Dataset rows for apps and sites
——

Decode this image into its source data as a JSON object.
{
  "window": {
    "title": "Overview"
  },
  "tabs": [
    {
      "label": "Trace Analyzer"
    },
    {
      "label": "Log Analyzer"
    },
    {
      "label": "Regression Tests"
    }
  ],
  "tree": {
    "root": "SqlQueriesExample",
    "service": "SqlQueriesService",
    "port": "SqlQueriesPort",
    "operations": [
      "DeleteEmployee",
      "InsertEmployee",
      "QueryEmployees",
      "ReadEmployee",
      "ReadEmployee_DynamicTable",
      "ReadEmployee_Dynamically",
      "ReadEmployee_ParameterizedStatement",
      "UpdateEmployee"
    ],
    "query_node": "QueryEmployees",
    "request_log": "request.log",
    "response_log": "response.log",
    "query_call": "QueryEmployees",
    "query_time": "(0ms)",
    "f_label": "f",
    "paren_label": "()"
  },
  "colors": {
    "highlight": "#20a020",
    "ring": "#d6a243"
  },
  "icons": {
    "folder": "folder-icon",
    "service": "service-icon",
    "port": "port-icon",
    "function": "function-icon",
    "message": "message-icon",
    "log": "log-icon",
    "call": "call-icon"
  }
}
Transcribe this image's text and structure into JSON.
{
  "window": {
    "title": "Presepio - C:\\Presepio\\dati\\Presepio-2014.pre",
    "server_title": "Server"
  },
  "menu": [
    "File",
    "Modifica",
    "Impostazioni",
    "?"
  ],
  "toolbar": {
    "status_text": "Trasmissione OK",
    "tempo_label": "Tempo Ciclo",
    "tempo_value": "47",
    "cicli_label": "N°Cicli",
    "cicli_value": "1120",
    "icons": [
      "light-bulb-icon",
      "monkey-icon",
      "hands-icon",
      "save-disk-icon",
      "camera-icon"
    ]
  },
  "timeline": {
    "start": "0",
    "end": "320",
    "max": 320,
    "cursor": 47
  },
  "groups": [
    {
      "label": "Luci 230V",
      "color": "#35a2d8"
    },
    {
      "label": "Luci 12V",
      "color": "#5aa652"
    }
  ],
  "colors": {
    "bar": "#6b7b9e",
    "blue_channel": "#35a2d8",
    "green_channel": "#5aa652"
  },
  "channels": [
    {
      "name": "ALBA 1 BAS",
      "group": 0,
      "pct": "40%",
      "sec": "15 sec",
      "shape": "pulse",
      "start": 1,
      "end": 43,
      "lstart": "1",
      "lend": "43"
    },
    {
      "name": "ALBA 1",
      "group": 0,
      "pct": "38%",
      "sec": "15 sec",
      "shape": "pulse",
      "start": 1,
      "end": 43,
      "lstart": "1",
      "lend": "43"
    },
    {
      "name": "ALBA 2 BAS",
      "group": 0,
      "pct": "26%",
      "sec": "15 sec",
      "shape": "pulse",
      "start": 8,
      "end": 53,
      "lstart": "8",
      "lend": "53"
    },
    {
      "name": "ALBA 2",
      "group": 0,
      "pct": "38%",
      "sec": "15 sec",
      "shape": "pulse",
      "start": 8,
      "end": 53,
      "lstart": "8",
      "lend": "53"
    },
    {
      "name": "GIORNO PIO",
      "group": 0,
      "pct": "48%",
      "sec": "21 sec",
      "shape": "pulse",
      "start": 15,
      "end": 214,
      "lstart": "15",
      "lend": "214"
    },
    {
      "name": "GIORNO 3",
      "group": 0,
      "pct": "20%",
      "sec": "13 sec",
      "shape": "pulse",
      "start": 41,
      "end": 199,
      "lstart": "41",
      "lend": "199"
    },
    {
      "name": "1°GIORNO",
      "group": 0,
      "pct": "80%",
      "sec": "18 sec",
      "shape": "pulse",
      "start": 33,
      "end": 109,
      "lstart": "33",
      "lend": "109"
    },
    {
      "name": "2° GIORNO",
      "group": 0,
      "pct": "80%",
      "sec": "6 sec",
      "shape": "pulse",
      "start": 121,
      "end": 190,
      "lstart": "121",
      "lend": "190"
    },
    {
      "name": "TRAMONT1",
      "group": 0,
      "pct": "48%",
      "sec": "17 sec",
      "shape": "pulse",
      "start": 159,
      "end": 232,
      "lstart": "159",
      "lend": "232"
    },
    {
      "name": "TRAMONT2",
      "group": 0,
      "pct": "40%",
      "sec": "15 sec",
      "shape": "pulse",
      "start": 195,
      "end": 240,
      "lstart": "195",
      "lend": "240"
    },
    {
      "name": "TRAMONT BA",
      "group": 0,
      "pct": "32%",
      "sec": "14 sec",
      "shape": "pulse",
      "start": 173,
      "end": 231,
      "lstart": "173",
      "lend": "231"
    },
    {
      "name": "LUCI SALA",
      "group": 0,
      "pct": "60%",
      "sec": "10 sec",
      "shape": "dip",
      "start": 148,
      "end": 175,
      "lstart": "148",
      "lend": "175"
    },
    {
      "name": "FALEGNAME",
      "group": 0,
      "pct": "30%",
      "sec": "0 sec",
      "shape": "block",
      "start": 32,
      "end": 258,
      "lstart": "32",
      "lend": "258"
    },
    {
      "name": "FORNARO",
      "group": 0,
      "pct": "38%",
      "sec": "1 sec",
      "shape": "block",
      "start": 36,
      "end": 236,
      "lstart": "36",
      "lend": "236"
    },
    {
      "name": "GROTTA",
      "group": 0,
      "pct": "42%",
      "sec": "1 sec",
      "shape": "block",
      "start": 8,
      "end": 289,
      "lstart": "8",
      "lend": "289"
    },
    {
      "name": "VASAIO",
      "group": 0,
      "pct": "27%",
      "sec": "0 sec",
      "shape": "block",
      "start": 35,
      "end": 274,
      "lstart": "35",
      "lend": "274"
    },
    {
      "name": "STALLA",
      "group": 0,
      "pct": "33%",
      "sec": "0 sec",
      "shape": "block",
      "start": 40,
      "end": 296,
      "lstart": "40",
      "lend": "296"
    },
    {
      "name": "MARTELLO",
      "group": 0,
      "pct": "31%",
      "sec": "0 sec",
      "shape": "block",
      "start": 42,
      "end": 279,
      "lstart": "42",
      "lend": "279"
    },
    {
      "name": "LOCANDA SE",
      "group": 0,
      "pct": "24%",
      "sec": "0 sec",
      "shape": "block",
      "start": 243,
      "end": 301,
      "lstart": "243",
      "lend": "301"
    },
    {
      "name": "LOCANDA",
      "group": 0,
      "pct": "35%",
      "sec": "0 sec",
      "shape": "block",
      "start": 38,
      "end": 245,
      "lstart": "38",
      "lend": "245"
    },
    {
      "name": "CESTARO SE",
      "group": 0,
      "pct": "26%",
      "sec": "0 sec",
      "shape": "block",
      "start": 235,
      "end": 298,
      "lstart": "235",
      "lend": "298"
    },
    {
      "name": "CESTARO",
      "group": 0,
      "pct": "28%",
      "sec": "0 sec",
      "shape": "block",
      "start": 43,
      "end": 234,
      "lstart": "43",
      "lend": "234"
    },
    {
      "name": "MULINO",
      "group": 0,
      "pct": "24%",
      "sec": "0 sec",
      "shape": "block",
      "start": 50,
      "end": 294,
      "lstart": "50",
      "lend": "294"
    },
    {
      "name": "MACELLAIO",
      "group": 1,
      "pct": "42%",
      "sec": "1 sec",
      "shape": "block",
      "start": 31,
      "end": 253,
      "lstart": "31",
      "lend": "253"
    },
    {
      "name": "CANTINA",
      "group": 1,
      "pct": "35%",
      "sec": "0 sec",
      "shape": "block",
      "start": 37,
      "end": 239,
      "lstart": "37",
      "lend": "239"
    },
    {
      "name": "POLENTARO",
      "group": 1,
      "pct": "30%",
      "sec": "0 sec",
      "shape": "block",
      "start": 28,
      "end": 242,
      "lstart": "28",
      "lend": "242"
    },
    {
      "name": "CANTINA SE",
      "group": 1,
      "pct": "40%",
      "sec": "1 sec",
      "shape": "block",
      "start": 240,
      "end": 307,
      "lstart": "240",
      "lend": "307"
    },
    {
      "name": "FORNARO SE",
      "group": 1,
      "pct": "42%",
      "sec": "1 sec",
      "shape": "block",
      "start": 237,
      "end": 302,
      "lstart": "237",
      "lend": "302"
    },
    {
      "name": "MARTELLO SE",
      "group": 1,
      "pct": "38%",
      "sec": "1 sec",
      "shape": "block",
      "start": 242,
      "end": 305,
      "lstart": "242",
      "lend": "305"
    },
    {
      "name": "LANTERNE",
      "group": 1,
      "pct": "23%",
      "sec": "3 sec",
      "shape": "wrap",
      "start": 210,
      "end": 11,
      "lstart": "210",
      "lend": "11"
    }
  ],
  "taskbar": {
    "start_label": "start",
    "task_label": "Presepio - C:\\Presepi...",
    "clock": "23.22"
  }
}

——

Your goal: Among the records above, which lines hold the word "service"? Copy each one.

Output:
    "service": "SqlQueriesService",
    "service": "service-icon",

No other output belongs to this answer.